Mike
_______________________________________________
rdiff-backup-users mailing list at [hidden email]
https://lists.nongnu.org/mailman/listinfo/rdiff-backup-users
Wiki URL: http://rdiff-backup.solutionsfirst.com.au/index.php/RdiffBackupWiki
Reply | Threaded
Open this post in threaded view
|

Re: How much extra space should there be on a target file system?

Patrik Dufresne-2
Hello Ted,

As you mentioned, It depends alot on your specific usage and how long you
want to store the data.

> Anyway, I am wondering if there is any guidance on how much larger the
target file system should be compared with the source file system when using
rdiff?

Here the rules I have when I have little information about he filesystem
usage:
1. For business, I multiply the average data size by how many year they
want to keep.
So if the business have around 150GiB of data and want to keep them for 5
year: 150 x 5 = 750GiB is a good start. That also account for the business
growth and files changes.

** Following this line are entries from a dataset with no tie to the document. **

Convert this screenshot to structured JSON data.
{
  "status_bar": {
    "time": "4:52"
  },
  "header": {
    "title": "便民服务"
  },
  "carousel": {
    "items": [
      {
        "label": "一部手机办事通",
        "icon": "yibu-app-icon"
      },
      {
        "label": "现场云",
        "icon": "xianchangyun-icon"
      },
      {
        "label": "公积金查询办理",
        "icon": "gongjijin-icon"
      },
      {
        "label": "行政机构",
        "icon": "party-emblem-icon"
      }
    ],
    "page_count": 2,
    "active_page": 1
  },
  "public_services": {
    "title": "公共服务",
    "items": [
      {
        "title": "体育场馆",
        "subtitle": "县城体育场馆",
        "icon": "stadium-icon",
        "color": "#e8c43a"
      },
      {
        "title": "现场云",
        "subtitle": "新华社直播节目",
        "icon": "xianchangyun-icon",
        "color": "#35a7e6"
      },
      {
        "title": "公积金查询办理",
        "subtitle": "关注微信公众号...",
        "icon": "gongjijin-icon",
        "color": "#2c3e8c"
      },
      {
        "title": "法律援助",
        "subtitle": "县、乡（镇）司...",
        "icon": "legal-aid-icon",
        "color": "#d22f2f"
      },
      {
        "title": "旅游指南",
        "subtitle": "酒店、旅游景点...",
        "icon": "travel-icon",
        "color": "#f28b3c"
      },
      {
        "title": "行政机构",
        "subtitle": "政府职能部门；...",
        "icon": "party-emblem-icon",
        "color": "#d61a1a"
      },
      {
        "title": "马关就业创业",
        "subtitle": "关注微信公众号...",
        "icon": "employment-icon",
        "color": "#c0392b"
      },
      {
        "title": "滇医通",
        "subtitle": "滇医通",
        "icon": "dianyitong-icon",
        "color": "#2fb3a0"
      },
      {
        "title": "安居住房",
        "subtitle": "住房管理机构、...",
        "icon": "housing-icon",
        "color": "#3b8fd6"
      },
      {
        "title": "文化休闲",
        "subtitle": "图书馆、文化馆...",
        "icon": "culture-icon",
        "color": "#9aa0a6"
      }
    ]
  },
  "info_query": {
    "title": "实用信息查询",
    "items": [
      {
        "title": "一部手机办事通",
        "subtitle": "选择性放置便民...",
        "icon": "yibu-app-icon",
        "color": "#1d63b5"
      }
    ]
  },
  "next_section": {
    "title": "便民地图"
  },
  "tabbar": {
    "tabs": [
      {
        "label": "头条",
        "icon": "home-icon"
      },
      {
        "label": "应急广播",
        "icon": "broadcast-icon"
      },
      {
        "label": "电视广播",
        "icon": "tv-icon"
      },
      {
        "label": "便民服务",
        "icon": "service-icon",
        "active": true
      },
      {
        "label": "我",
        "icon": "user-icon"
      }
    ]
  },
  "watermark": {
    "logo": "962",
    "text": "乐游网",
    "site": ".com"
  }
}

2. For desktop users is different, the data change less often. I usually
just double the capacity. For a user with 250GiB, I will plan 500GiB.

Hope it's helping you to plan the capacity.

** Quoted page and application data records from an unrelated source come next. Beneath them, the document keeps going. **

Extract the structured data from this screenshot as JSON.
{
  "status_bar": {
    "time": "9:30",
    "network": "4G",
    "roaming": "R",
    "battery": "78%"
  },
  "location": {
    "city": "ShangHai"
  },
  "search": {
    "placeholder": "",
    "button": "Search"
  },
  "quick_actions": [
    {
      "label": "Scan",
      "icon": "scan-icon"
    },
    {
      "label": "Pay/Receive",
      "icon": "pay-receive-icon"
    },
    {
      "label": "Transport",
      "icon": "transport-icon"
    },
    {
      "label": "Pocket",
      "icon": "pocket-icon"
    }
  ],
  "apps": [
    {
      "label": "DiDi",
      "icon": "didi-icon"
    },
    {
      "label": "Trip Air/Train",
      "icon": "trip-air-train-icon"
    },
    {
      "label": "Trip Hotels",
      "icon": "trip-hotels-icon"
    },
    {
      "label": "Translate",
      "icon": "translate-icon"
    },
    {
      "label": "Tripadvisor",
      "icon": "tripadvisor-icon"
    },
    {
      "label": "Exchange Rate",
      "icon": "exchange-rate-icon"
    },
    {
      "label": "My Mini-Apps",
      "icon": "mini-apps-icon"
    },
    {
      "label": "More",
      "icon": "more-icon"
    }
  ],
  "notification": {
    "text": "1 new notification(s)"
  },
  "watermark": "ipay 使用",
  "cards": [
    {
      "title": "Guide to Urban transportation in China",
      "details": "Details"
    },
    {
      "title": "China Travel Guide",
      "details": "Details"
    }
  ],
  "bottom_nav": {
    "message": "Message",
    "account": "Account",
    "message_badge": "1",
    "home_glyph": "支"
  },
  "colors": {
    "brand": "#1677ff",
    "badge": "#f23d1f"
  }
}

--
Patrik Dufresne Service Logiciel inc.
http://www.patrikdufresne.com <http://patrikdufresne.com/>/
514-971-6442
130 rue Doris
St-Colomban, QC J5K 1T9


On Sun, Sep 1, 2019 at 4:55 PM Mike Fleetwood via rdiff-backup-users <
[hidden email]> wrote:

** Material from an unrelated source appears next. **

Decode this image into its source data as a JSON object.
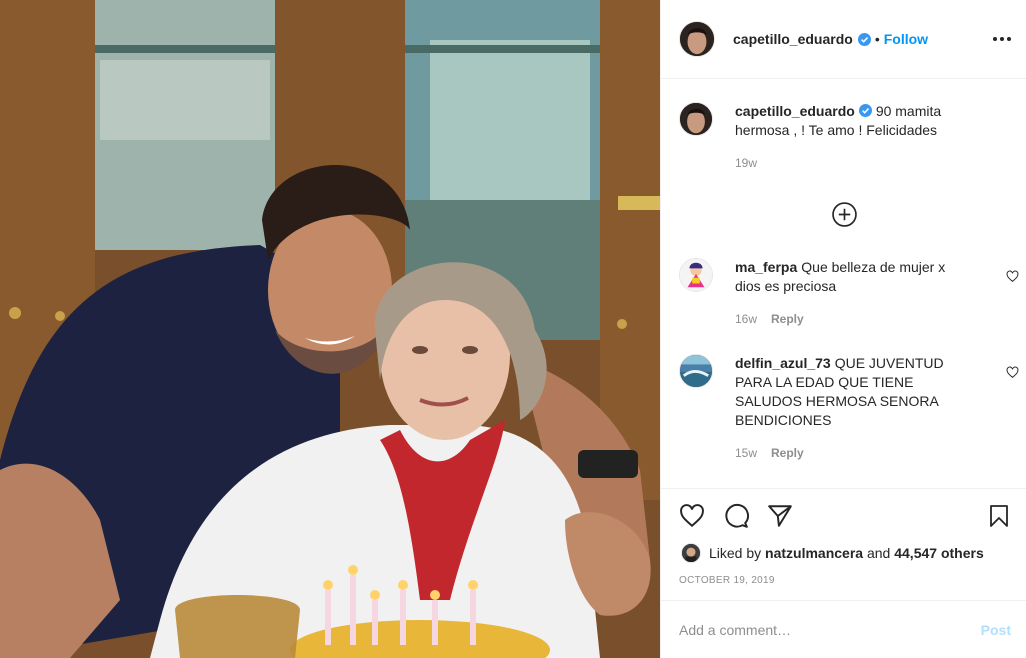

> On Sun, 1 Sep 2019 at 19:39, Theodore Wynnychenko <[hidden email]>
> wrote:
>
> > Hello
> >
> > I have been searching for an answer or guidance to this question, but
> have
> > not been able to find anything, so I will ask here.
> >
> > I am sorry if it has been asked/answered before.
> >
> > In any case, I am planning on "updating" my backup hardware, and will
> > probably switch from rsync to rdiff (I have used rsync for many years,
> and
> > have been happy with it, except for that one time years ago when I
> deleted
> > a
> > bunch of files and did not notice until about a day later, and 10 minutes
> > after the final backup had been synced - a bit disappointing).
> >
> > Anyway, I am wondering if there is any guidance on how much larger the
> > target file system should be compared with the source file system when
> > using
> > rdiff?
> >
> > Clearly, rdiff stores more information, so, in theory, if you have two
> file
> > systems of exactly the same size, and the source is completely full, then
> > rdiff would have nowhere to store any historical changes.
> >
> > Is there a rule-of-thumb, or some sort of calculation that will give
> > guidance on how much extra space there needs to be on the target file
> > system
> > to reliably not have an instance when the target file system becomes
> full,
> > while the source still has space on it?
> >
> > It seems this would be based on the frequency of updates, the size of the
> > file system, the number and size of files, the types of changes made to
> > those files, how long backups are maintained, and probably other things.
> >
> > I am not looking for anything exact, more just a way to guesstimate.
> But,
> > I
> > am also not opposed to math either, if there is a calculation that can
> help
> > determine the target file system's appropriate size.
> >
> > Thanks
> > Ted
> >
>
> Just a user here who backups up their home Linux desktop using
> rdiff-backup.
>
> So it all depends on your rate of change of backed up data and how long
> you want to keep previous backups for.
>
> As an example here are some figures from my daily backup:
>
>     Backup                   Size    Pct
>     --------------       --------    ----
>     Current mirror       42.8 GiB    100%
>     Day 406 increment    65.4 GiB    150%
>     Day 804 increment    87.2 GiB    200%
>
> So for *MY* data and *MY* rate of change, 150% is enough for over a year
> of daily backups.  Make sure your backup file system has enough inodes
> as well as free space.
>
> Mike
> _______________________________________________
> rdiff-backup-users mailing list at [hidden email]
> https://lists.nongnu.org/mailman/listinfo/rdiff-backup-users
> Wiki URL:
> http://rdiff-backup.solutionsfirst.com.au/index.php/RdiffBackupWiki
_______________________________________________
rdiff-backup-users mailing list at [hidden email]
https://lists.nongnu.org/mailman/listinfo/rdiff-backup-users
Wiki URL: http://rdiff-backup.solutionsfirst.com.au/index.php/RdiffBackupWiki